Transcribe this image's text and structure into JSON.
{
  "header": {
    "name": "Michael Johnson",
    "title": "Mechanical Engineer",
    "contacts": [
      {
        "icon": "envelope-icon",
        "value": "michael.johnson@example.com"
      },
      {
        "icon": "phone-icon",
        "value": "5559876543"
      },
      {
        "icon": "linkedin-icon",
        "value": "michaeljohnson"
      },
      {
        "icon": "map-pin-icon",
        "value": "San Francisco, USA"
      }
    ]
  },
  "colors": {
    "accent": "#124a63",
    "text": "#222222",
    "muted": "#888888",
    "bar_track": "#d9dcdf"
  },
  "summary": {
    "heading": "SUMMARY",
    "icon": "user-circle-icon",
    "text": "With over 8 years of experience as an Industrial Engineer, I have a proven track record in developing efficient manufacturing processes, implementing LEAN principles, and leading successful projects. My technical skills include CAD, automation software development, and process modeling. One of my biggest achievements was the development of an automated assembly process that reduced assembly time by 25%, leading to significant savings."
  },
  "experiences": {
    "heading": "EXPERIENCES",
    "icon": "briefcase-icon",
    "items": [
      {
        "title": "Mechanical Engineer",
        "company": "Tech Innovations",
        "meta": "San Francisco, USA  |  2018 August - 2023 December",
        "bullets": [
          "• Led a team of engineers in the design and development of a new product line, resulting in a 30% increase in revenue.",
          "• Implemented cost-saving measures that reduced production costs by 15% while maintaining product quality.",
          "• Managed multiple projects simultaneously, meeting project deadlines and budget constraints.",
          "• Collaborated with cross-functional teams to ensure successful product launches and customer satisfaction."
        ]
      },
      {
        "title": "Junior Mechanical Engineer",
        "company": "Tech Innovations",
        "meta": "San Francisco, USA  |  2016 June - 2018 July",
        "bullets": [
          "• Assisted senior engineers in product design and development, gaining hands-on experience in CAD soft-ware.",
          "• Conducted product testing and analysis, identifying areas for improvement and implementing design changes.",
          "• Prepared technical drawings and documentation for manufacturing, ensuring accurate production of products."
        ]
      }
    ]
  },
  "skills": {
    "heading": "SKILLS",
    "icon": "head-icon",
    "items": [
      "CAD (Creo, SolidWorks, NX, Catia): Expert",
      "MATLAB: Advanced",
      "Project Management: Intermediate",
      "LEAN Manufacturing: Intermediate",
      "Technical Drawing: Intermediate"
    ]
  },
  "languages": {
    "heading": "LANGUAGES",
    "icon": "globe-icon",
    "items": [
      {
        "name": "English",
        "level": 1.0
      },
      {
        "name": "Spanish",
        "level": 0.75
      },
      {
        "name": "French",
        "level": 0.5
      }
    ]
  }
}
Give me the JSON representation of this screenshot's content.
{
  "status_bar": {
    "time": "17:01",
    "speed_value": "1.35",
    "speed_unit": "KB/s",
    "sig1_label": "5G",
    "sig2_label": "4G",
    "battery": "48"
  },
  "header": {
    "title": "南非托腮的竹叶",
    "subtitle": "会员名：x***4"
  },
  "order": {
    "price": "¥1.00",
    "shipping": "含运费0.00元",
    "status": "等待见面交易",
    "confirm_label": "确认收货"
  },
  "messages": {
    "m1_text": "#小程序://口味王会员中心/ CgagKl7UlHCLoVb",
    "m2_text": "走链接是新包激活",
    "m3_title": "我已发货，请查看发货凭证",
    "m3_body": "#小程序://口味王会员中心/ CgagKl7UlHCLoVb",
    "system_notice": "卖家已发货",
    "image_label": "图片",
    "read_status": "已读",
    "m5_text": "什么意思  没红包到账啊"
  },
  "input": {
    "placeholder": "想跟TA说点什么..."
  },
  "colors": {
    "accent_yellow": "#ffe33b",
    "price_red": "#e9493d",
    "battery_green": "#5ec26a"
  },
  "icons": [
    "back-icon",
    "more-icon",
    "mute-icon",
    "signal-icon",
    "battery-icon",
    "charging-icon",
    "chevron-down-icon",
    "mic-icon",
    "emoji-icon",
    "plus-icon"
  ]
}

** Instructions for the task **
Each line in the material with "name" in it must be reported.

** Solution for this task **
    "name": "Michael Johnson",
        "name": "English",
        "name": "Spanish",
        "name": "French",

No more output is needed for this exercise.